Recently, Roger Ebert managed to annoy the entire Internet by proclaiming that video games were not now, and would never be, serious art. For those of you who missed this kerfluffle, this was about as popular as proclaiming that Hitler wasn’t that bad of a guy. The blog entry got thousands of comments, most of which amounted to “ARE TOO ARE TOO ARE TOO!”
And now Ebert has admitted he made a mistake. He does still happen to think that video games aren’t art and never will be art. But he thinks he was making a bit of an ass of himself by saying it like it was a definitive statement. After all, as Ebert himself admits, nobody can really know the future, and gaming may make a huge leap artistically.
Here’s the problem: I don’t think Ebert is entirely off-base.

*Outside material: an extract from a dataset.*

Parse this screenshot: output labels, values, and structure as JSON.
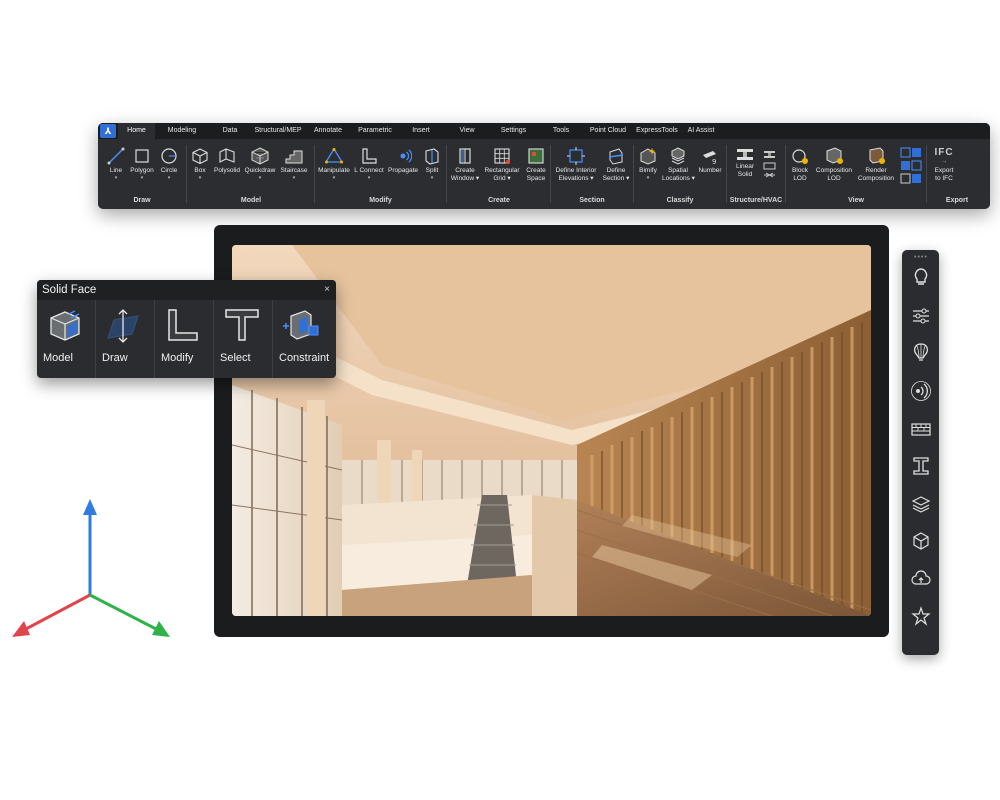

When I’m not stunning women with my Gamma Squad credentials, I’m a graduate student and a filmmaker, and one thing that annoys me about modern gaming is the insistence on storytelling and being “cinematic”. Games are terrible about telling stories. They’re just no good at it. How many times have you had to do something flagrantly stupid in a video game solely to advance the plot? Doesn’t it annoy you, every single time?
Most people argue “Shadow of the Colossus” as great gaming art, but as far as a demonstration of gaming as a storytelling medium, the best game is definitely “Portal”. Why? Because you learn about the story at your own pace, discovering clues and listening to dialogue as you play, instead of being interrupted by cutscenes or required to do something idiotic.
Although I guess running at a turret counts as “idiotic”. But you get the point.
[ via Kotaku ]